As far as the graphics power is concerned, the Asus UL20FT-A1 comes with an integrated Intel HD chip which as you can imagine wasnâ€™t developed for heavy gaming. It is capable of running World of Warcraft at a resolution of 1,024 x 768 pixels at just 23 FPS, while at native resolution it barely hits 10 FPS which makes it unplayable. If you test this system in 3DMark06 you will only get a score of 1,256.
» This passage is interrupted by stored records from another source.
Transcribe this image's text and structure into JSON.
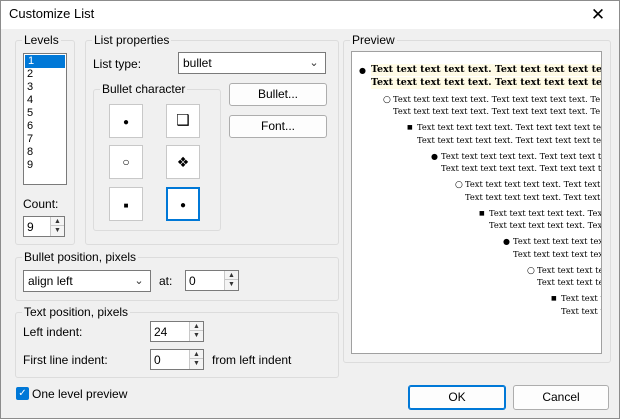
{
  "window": {
    "title": "Customize List",
    "close_glyph": "✕"
  },
  "levels": {
    "group_label": "Levels",
    "items": [
      "1",
      "2",
      "3",
      "4",
      "5",
      "6",
      "7",
      "8",
      "9"
    ],
    "selected": "1",
    "count_label": "Count:",
    "count_value": "9"
  },
  "list_properties": {
    "group_label": "List properties",
    "list_type_label": "List type:",
    "list_type_value": "bullet",
    "bullet_character_label": "Bullet character",
    "bullet_chars": [
      {
        "icon": "filled-dot-icon",
        "glyph": "●"
      },
      {
        "icon": "shadow-square-icon",
        "glyph": "❑"
      },
      {
        "icon": "hollow-circle-icon",
        "glyph": "○"
      },
      {
        "icon": "four-diamond-icon",
        "glyph": "❖"
      },
      {
        "icon": "small-square-icon",
        "glyph": "■"
      },
      {
        "icon": "filled-dot-icon",
        "glyph": "●"
      }
    ],
    "bullet_button": "Bullet...",
    "font_button": "Font..."
  },
  "bullet_position": {
    "group_label": "Bullet position, pixels",
    "align_value": "align left",
    "at_label": "at:",
    "at_value": "0"
  },
  "text_position": {
    "group_label": "Text position, pixels",
    "left_indent_label": "Left indent:",
    "left_indent_value": "24",
    "first_line_label": "First line indent:",
    "first_line_value": "0",
    "from_left_label": "from left indent"
  },
  "preview": {
    "group_label": "Preview",
    "levels": [
      {
        "glyph": "●",
        "lines": [
          "Text text text text text. Text text text text text. Te",
          "Text text text text text. Text text text text text. Te"
        ]
      },
      {
        "glyph": "○",
        "lines": [
          "Text text text text text. Text text text text text. Te",
          "Text text text text text. Text text text text text. Te"
        ]
      },
      {
        "glyph": "■",
        "lines": [
          "Text text text text text. Text text text text text. Te",
          "Text text text text text. Text text text text text. Te"
        ]
      },
      {
        "glyph": "●",
        "lines": [
          "Text text text text text. Text text text text text. Te",
          "Text text text text text. Text text text text text. Te"
        ]
      },
      {
        "glyph": "○",
        "lines": [
          "Text text text text text. Text text text text text. Te",
          "Text text text text text. Text text text text text. Te"
        ]
      },
      {
        "glyph": "■",
        "lines": [
          "Text text text text text. Text text text text text. Te",
          "Text text text text text. Text text text text text. Te"
        ]
      },
      {
        "glyph": "●",
        "lines": [
          "Text text text text text. Text text text text text. Te",
          "Text text text text text. Text text text text text. Te"
        ]
      },
      {
        "glyph": "○",
        "lines": [
          "Text text text text text. Text text text text text. Te",
          "Text text text text text. Text text text text text. Te"
        ]
      },
      {
        "glyph": "■",
        "lines": [
          "Text text text text text. Text text text text text. Te",
          "Text text text text text. Text text text text text. Te"
        ]
      }
    ]
  },
  "one_level_preview": {
    "label": "One level preview",
    "checked": true
  },
  "buttons": {
    "ok": "OK",
    "cancel": "Cancel"
  },
  "colors": {
    "accent": "#0078d7",
    "dialog_bg": "#f0f0f0"
  }
}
On the 320GB SATA HDD spinning at 5,400 rpm you are going to find a bunch of Asus programs, such as LifeFrame which is useful for recording and sharing videos. Also on board is the Power4Gear Hybrid for fiddling with the power settings, along with another piece of software called SmartLogon which is designed for using facial recognition with the help of the 0.3 megapixel webcam that this ultraportable comes with. Aside from these programs you will also find a trial version of Microsoft Office 2010, as well as Kindle for PC, Syncables Desktop and Trend Micro Internet Security (trial version).
This hard drive is not very fast since the Asus UL20FT-A1 needs almost one and a half minute to boot Windows 7, which is a lot more than the average in this segment. As you would expect, the transfer speeds are far from being stellar so you might want to consider upgrading to either a 7,200 rpm hard drive or to a considerably faster (and more expensive) solid state drive but keep in mind that SSDs only come in small capacities. The good news is that the prices for solid state drives have plummeted in the last few months and if this trend continues in the years to come, SSDs will get a lot cheaper and hopefully will be available in higher capacities.
As far as the performance of the battery is concerned, the six-cell unit that Asus has fitted this model can survive for approximately four and a half hours in the LAPTOP Battery Test which as most of you know consists of doing web surfing over a wireless network. This isnâ€™t a great figure since the average in this segment is of about 60 minutes more.